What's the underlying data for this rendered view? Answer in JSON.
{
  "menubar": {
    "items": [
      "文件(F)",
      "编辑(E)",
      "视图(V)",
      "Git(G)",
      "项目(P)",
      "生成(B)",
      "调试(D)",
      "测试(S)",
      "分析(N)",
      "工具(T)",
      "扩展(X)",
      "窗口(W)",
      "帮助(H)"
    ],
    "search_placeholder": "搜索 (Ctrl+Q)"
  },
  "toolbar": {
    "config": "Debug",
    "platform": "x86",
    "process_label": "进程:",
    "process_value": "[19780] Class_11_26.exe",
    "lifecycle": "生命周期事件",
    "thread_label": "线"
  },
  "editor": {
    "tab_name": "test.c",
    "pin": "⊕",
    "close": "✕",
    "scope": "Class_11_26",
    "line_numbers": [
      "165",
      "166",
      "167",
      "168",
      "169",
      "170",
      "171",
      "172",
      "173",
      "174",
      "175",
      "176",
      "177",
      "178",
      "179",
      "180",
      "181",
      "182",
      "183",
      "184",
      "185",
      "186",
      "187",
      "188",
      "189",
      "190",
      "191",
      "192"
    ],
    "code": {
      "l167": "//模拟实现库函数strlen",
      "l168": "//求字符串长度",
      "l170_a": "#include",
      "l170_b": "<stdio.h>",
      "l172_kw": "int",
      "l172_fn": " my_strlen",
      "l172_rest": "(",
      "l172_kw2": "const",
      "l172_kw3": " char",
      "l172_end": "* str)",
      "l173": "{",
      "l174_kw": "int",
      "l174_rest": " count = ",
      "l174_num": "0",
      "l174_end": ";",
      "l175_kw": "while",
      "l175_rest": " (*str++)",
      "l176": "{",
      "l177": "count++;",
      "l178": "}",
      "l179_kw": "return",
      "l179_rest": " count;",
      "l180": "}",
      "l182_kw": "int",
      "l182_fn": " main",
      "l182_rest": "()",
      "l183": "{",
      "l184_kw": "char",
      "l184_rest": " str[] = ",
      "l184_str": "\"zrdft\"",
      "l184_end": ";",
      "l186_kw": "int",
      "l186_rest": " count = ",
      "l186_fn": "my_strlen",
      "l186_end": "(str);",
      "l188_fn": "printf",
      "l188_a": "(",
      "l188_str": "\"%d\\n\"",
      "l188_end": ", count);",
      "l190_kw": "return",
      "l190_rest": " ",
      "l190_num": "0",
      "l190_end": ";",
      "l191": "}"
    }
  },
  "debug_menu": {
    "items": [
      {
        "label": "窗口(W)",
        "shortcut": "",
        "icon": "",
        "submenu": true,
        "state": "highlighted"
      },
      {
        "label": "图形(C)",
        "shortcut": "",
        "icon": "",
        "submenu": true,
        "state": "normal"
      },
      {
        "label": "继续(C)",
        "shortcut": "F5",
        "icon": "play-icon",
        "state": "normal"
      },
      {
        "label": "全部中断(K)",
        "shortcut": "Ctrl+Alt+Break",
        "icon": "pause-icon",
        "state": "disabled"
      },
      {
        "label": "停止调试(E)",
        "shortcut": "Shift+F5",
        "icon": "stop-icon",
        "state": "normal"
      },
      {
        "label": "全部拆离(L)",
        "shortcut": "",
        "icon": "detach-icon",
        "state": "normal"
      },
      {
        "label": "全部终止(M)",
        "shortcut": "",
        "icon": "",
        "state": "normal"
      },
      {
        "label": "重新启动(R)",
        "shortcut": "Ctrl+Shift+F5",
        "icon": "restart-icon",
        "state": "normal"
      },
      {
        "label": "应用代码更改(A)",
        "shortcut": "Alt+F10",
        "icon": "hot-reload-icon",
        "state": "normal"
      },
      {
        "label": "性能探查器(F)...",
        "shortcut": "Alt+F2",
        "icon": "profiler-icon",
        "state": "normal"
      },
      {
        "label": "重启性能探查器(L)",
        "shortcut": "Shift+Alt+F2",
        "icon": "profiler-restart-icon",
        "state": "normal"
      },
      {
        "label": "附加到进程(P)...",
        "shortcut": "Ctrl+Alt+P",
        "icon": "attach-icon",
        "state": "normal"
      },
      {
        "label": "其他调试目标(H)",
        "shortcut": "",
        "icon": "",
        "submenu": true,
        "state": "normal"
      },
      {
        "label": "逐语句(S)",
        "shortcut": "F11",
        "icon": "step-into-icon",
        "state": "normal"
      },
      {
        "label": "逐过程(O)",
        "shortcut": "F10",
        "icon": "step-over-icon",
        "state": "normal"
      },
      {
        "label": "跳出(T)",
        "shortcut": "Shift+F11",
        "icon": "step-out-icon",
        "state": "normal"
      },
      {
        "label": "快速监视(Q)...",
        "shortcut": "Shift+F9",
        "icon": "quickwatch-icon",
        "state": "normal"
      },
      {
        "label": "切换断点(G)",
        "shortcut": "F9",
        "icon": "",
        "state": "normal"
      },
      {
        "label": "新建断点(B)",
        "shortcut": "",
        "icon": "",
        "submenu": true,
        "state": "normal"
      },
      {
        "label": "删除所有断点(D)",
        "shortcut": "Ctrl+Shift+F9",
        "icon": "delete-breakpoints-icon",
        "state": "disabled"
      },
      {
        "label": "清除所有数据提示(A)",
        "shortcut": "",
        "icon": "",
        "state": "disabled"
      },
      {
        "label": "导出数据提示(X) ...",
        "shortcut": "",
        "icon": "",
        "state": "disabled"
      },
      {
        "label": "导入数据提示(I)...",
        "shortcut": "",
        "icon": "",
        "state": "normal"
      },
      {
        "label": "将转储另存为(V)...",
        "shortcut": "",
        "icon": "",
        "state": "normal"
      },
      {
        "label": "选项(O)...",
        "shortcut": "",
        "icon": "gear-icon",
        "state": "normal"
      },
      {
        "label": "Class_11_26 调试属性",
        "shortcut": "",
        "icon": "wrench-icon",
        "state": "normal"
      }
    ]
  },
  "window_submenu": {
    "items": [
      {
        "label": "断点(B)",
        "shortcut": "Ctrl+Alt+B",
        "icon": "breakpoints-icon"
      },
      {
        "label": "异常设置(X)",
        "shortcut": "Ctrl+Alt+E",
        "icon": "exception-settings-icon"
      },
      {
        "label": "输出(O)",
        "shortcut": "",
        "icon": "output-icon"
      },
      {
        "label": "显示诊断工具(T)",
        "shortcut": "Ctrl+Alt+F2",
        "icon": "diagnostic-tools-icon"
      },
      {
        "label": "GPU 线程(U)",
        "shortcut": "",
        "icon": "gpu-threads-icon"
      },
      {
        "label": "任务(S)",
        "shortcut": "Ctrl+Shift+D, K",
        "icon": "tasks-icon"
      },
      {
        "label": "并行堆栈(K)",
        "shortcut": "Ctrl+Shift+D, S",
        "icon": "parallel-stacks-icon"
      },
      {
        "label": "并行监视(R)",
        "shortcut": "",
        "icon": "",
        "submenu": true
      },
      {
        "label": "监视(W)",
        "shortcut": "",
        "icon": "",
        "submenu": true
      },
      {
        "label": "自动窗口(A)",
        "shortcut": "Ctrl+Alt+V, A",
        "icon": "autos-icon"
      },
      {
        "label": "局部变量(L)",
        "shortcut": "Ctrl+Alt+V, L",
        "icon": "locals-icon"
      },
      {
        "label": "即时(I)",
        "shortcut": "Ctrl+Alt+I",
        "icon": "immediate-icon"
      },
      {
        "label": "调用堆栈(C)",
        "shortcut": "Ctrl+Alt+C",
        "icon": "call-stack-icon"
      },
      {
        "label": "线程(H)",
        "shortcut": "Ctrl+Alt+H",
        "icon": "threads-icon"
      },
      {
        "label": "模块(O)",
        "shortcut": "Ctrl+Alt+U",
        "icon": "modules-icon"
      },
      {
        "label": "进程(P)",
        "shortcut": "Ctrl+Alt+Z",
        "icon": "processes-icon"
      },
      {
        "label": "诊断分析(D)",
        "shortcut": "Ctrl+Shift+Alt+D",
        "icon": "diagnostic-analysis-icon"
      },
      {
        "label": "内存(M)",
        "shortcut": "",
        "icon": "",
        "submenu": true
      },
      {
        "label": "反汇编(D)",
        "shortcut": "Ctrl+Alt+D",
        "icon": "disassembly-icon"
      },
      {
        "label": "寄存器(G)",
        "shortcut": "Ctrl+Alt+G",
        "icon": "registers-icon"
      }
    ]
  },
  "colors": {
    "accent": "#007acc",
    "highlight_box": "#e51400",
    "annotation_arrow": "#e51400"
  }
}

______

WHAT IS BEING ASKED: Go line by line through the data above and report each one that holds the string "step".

SOLUTION TO THE EXERCISE:
        "icon": "step-into-icon",
        "icon": "step-over-icon",
        "icon": "step-out-icon",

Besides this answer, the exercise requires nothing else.